The last thing that happens during realization is the system handover/validation, which takes place in the form of conducting tests to meet the requirements defined at the very beginning (that is, it is checked that it is happening not with the target system but with the supra system, when the target system is operational within it—the supra system is tested, or at least its model/emulation/imitation).

On V-diagrams, the stage of dismantling from operation has not yet been depicted. This reflects the gradual perception of system thinking by engineers: first, the idea of the project development life cycle (what system engineers are involved in in their project), then the coverage of the operational stage by thinking (another step towards maintaining focus on the complete life cycle), and only in recent times (already in the 21st century, starting with the ISO 15288 standard, the first version of which was released in 2002), the omission is the mandatory consideration of the complete life cycle—including the (investment, commercial) concept, starting from checking the project idea's compliance with the enterprise strategy taking over the project, and ending with decommissioning/destruction after use.

The horizontal dashed line separating the top and bottom of the V-diagram is often used to separate the practices and work (in the V-diagram, practices and work are intertwined and not clearly separated) of system engineering (that is, practices and work with requirements, architecture, verification, and validation) from the practices and work of subject/applied engineering, that is, from the practices and work on the working (not architectural: in working design, the necessary detail for manufacturing, not just the most important aspect, as in architectural) design of mechanical, electrical elements, software coding, and then manufacturing/realization of mechanical and electrical parts of the system, deployment of software parts of the system on target computers. Therefore, the diagram shows that system engineering practices are mainly encountered at the initial and final stages of the project, and in the middle of the project, the work of various other engineering specialties predominates, directed by a few architectural solutions.
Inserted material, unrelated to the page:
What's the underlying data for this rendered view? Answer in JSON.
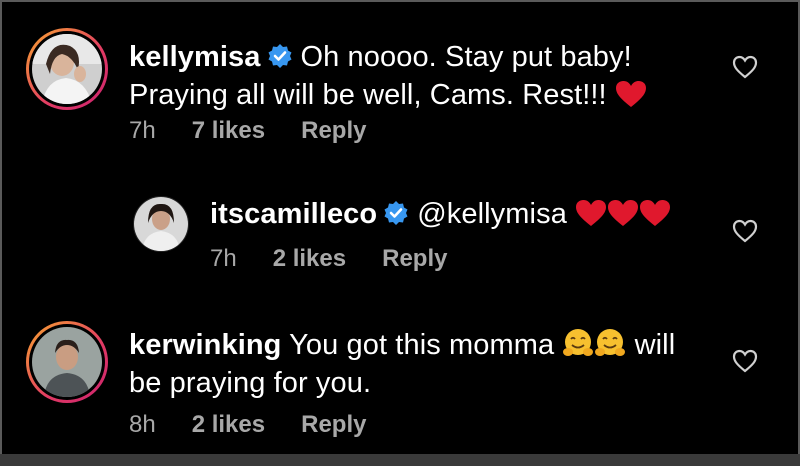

The V-diagram is one of the first (it's 1991, the spiral diagram is 1986, practically indistinguishable in historical terms) "logical" diagrams, "principal life cycle schemes," where activity practices named after substantive engineering disciplines appear. Its main innovation is the separation of practices for describing and realizing the system with checks and acceptances of their mutual correspondence, not just the interest and resource-requiring work of life cycle stages with a rough separation into conception, development, manufacturing. The V-diagram largely retains the characteristics of the waterfall life cycle, but the transition to a two-dimensional representation of the life cycle from the "sausage" already provides much—there are a huge number of variations of the V-diagram discussing different aspects of architectural decisions on the life cycle: how practices are involved in works[2].

The V-diagram, preserving at least the appearance of the waterfall sequence of practice application, depicting "continuous progress" without returns and repetitions, was not as radical as the spiral depiction of the life cycle, so it became popular with managers and gained immense popularity. The V-diagram is actively used today.

  1. Forsberg, K., Mooz, H., 1991, "The Relationship of System Engineering to the Project Cycle", Chattanooga, Tennessee: Proceedings of the National Council for Systems Engineering (NCOSE) Conference, pp. 57-65., ↩︎

  2. ↩︎